The album art for John Mayer's Paradise Valley

John Mayer

Paradise Valley

Paradise Valley isn’t a complete return to blues form for John Mayer, but it’s — without a doubt — his most consistent songwriting in years. Fans will be delighted.

It’s fitting that Hugh Laurie and John Mayer are in the same issue. Like many people, the first Mayer song I heard was on a House episode. I vividly remember Hugh Laurie hanging his cane in the show and picking up a Gibson Les Paul, Gravity playing in the background as the episode faded to black. I’ve been a fan ever since.

Every single review I read of this record is awful. It’s all “John Mayer throws women away and half the songs are about ex-girlfriends” and all that kind of stuff other less-popular musicians don’t have to put up with. But isn’t that what blues is about? It’s a relief to hear Mayer stick to what he knows.

I’m of the belief that John Mayer’s always been a good songwriter, despite some of his lesser records. While Paradise Valley is no Continuum, it’s his best since. It’s got a little blues, a little country, a lot of Americana, and a little more of an optimistic outlook than songs like Dreaming With a Broken Heart.

Want some great tracks from the album? Check out Wildfire, a nice intro to Mayer’s newest stylistic country. Waitin’ On the Day and Paper Doll are the most old-school like Mayer cuts.

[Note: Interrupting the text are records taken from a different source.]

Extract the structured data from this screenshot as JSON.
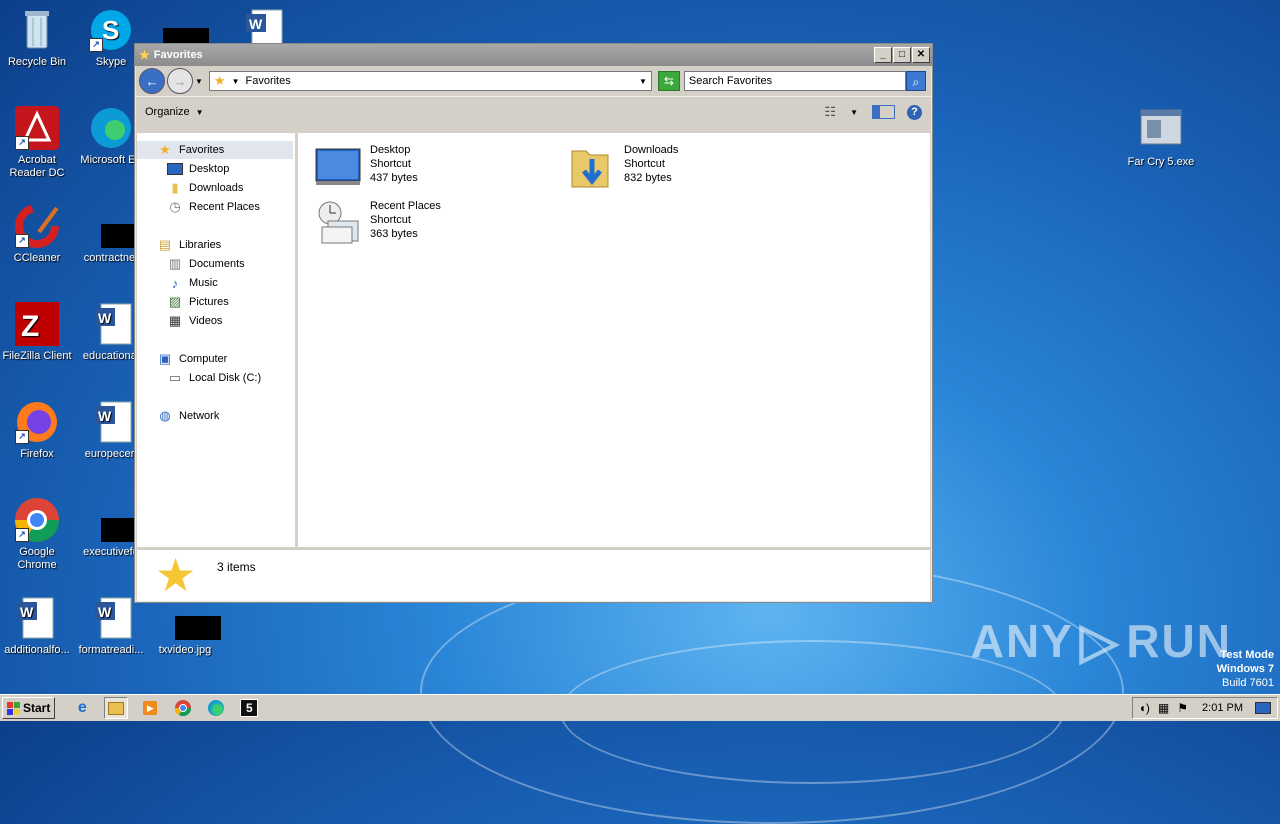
{
  "desktop": {
    "icons": [
      {
        "label": "Recycle Bin"
      },
      {
        "label": "Skype"
      },
      {
        "label": "Acrobat Reader DC"
      },
      {
        "label": "Microsoft Ed"
      },
      {
        "label": "CCleaner"
      },
      {
        "label": "contractnet"
      },
      {
        "label": "FileZilla Client"
      },
      {
        "label": "educational"
      },
      {
        "label": "Firefox"
      },
      {
        "label": "europecert"
      },
      {
        "label": "Google Chrome"
      },
      {
        "label": "executivefu"
      },
      {
        "label": "additionalfo..."
      },
      {
        "label": "formatreadi..."
      },
      {
        "label": "txvideo.jpg"
      },
      {
        "label": "Far Cry 5.exe"
      }
    ]
  },
  "window": {
    "title": "Favorites",
    "address": "Favorites",
    "search_placeholder": "Search Favorites",
    "organize_label": "Organize",
    "nav": {
      "favorites": "Favorites",
      "desktop": "Desktop",
      "downloads": "Downloads",
      "recent_places": "Recent Places",
      "libraries": "Libraries",
      "documents": "Documents",
      "music": "Music",
      "pictures": "Pictures",
      "videos": "Videos",
      "computer": "Computer",
      "local_disk": "Local Disk (C:)",
      "network": "Network"
    },
    "files": [
      {
        "name": "Desktop",
        "type": "Shortcut",
        "size": "437 bytes"
      },
      {
        "name": "Downloads",
        "type": "Shortcut",
        "size": "832 bytes"
      },
      {
        "name": "Recent Places",
        "type": "Shortcut",
        "size": "363 bytes"
      }
    ],
    "status_count": "3 items"
  },
  "taskbar": {
    "start_label": "Start",
    "clock": "2:01 PM"
  },
  "watermark": {
    "left": "ANY",
    "right": "RUN"
  },
  "test_mode": {
    "line1": "Test Mode",
    "line2": "Windows 7",
    "line3": "Build 7601"
  }
}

My personal favourite, I Will Be Found (Lost at Sea), is beautiful, and Badge and Gun is as breezy Americana as you could ever expect.

The real talk of the record is Who You Love, which features Katy Perry. We’re all talking about it because Perry’s on it. But the song sucks, naturally, despite Katy’s less in-your-face vocal mannerisms. It’s not a good fit for her sexually grandiose style — Perry singing softly doesn’t feel natural. It’s the stuck-up thumb on an otherwise great record.